◆ What this task involves ◆
For this exercise, print all of the data exactly as given.

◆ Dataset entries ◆

:::::

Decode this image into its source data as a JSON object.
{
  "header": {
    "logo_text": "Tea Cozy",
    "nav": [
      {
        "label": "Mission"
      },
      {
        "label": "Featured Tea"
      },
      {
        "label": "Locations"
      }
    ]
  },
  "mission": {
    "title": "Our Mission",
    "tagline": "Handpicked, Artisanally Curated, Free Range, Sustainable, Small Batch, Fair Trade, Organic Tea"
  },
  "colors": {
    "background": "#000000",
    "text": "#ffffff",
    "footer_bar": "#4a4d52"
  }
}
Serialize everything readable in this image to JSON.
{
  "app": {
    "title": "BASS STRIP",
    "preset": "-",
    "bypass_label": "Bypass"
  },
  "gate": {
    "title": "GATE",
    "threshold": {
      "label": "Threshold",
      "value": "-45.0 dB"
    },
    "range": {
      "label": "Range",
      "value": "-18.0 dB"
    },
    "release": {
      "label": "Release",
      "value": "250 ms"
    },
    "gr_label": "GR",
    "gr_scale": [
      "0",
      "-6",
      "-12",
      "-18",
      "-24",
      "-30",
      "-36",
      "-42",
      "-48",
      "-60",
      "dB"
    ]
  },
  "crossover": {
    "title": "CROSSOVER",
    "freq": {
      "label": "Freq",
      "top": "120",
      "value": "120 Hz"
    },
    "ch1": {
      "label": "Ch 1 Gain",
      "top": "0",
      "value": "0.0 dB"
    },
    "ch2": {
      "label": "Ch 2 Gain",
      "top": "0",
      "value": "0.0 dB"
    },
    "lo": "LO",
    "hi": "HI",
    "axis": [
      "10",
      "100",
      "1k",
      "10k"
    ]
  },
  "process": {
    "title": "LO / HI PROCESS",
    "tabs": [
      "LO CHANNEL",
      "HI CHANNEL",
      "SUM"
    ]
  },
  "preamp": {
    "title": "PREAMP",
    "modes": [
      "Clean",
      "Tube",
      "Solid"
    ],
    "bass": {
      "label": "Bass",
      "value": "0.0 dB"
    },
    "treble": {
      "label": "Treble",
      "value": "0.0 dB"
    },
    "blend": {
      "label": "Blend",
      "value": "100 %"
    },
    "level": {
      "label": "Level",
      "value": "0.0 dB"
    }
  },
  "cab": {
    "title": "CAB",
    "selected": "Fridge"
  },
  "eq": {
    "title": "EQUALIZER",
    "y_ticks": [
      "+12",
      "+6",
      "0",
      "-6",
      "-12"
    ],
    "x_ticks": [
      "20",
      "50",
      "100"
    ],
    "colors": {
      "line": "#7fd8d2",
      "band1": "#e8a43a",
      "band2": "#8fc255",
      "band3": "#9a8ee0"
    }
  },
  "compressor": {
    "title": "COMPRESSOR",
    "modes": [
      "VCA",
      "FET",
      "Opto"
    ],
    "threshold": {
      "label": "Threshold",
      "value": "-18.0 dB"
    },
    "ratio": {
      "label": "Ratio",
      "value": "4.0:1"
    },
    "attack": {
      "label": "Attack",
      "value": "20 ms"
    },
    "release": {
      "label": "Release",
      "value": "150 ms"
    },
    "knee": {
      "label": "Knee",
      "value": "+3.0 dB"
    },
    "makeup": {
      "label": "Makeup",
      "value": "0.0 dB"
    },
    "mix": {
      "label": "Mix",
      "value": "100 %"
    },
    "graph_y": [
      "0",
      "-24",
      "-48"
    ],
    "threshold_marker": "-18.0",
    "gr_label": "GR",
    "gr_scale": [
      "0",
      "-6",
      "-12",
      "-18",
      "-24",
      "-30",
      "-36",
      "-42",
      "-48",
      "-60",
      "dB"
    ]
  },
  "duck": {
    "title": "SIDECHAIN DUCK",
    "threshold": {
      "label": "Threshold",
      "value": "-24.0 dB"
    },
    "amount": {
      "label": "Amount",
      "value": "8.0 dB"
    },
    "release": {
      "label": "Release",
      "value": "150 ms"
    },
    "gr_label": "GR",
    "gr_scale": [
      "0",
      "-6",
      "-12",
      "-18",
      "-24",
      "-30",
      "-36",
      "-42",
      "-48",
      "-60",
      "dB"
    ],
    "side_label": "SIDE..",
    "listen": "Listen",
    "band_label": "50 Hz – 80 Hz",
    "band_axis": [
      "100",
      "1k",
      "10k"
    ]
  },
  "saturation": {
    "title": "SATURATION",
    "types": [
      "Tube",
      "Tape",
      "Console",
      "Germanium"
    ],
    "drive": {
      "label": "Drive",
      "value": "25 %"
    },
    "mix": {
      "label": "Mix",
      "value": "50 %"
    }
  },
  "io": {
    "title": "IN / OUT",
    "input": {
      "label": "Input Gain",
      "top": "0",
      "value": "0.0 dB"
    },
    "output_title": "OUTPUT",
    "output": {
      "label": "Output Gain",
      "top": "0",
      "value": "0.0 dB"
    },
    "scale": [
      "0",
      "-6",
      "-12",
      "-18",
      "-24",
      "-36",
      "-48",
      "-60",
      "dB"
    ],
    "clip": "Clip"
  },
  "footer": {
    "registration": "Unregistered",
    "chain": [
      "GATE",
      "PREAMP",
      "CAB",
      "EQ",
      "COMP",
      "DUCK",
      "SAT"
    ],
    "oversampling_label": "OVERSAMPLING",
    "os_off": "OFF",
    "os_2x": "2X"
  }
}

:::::

◆ Output of the task ◆
Decode this image into its source data as a JSON object.
{
  "header": {
    "logo_text": "Tea Cozy",
    "nav": [
      {
        "label": "Mission"
      },
      {
        "label": "Featured Tea"
      },
      {
        "label": "Locations"
      }
    ]
  },
  "mission": {
    "title": "Our Mission",
    "tagline": "Handpicked, Artisanally Curated, Free Range, Sustainable, Small Batch, Fair Trade, Organic Tea"
  },
  "colors": {
    "background": "#000000",
    "text": "#ffffff",
    "footer_bar": "#4a4d52"
  }
}
Serialize everything readable in this image to JSON.
{
  "app": {
    "title": "BASS STRIP",
    "preset": "-",
    "bypass_label": "Bypass"
  },
  "gate": {
    "title": "GATE",
    "threshold": {
      "label": "Threshold",
      "value": "-45.0 dB"
    },
    "range": {
      "label": "Range",
      "value": "-18.0 dB"
    },
    "release": {
      "label": "Release",
      "value": "250 ms"
    },
    "gr_label": "GR",
    "gr_scale": [
      "0",
      "-6",
      "-12",
      "-18",
      "-24",
      "-30",
      "-36",
      "-42",
      "-48",
      "-60",
      "dB"
    ]
  },
  "crossover": {
    "title": "CROSSOVER",
    "freq": {
      "label": "Freq",
      "top": "120",
      "value": "120 Hz"
    },
    "ch1": {
      "label": "Ch 1 Gain",
      "top": "0",
      "value": "0.0 dB"
    },
    "ch2": {
      "label": "Ch 2 Gain",
      "top": "0",
      "value": "0.0 dB"
    },
    "lo": "LO",
    "hi": "HI",
    "axis": [
      "10",
      "100",
      "1k",
      "10k"
    ]
  },
  "process": {
    "title": "LO / HI PROCESS",
    "tabs": [
      "LO CHANNEL",
      "HI CHANNEL",
      "SUM"
    ]
  },
  "preamp": {
    "title": "PREAMP",
    "modes": [
      "Clean",
      "Tube",
      "Solid"
    ],
    "bass": {
      "label": "Bass",
      "value": "0.0 dB"
    },
    "treble": {
      "label": "Treble",
      "value": "0.0 dB"
    },
    "blend": {
      "label": "Blend",
      "value": "100 %"
    },
    "level": {
      "label": "Level",
      "value": "0.0 dB"
    }
  },
  "cab": {
    "title": "CAB",
    "selected": "Fridge"
  },
  "eq": {
    "title": "EQUALIZER",
    "y_ticks": [
      "+12",
      "+6",
      "0",
      "-6",
      "-12"
    ],
    "x_ticks": [
      "20",
      "50",
      "100"
    ],
    "colors": {
      "line": "#7fd8d2",
      "band1": "#e8a43a",
      "band2": "#8fc255",
      "band3": "#9a8ee0"
    }
  },
  "compressor": {
    "title": "COMPRESSOR",
    "modes": [
      "VCA",
      "FET",
      "Opto"
    ],
    "threshold": {
      "label": "Threshold",
      "value": "-18.0 dB"
    },
    "ratio": {
      "label": "Ratio",
      "value": "4.0:1"
    },
    "attack": {
      "label": "Attack",
      "value": "20 ms"
    },
    "release": {
      "label": "Release",
      "value": "150 ms"
    },
    "knee": {
      "label": "Knee",
      "value": "+3.0 dB"
    },
    "makeup": {
      "label": "Makeup",
      "value": "0.0 dB"
    },
    "mix": {
      "label": "Mix",
      "value": "100 %"
    },
    "graph_y": [
      "0",
      "-24",
      "-48"
    ],
    "threshold_marker": "-18.0",
    "gr_label": "GR",
    "gr_scale": [
      "0",
      "-6",
      "-12",
      "-18",
      "-24",
      "-30",
      "-36",
      "-42",
      "-48",
      "-60",
      "dB"
    ]
  },
  "duck": {
    "title": "SIDECHAIN DUCK",
    "threshold": {
      "label": "Threshold",
      "value": "-24.0 dB"
    },
    "amount": {
      "label": "Amount",
      "value": "8.0 dB"
    },
    "release": {
      "label": "Release",
      "value": "150 ms"
    },
    "gr_label": "GR",
    "gr_scale": [
      "0",
      "-6",
      "-12",
      "-18",
      "-24",
      "-30",
      "-36",
      "-42",
      "-48",
      "-60",
      "dB"
    ],
    "side_label": "SIDE..",
    "listen": "Listen",
    "band_label": "50 Hz – 80 Hz",
    "band_axis": [
      "100",
      "1k",
      "10k"
    ]
  },
  "saturation": {
    "title": "SATURATION",
    "types": [
      "Tube",
      "Tape",
      "Console",
      "Germanium"
    ],
    "drive": {
      "label": "Drive",
      "value": "25 %"
    },
    "mix": {
      "label": "Mix",
      "value": "50 %"
    }
  },
  "io": {
    "title": "IN / OUT",
    "input": {
      "label": "Input Gain",
      "top": "0",
      "value": "0.0 dB"
    },
    "output_title": "OUTPUT",
    "output": {
      "label": "Output Gain",
      "top": "0",
      "value": "0.0 dB"
    },
    "scale": [
      "0",
      "-6",
      "-12",
      "-18",
      "-24",
      "-36",
      "-48",
      "-60",
      "dB"
    ],
    "clip": "Clip"
  },
  "footer": {
    "registration": "Unregistered",
    "chain": [
      "GATE",
      "PREAMP",
      "CAB",
      "EQ",
      "COMP",
      "DUCK",
      "SAT"
    ],
    "oversampling_label": "OVERSAMPLING",
    "os_off": "OFF",
    "os_2x": "2X"
  }
}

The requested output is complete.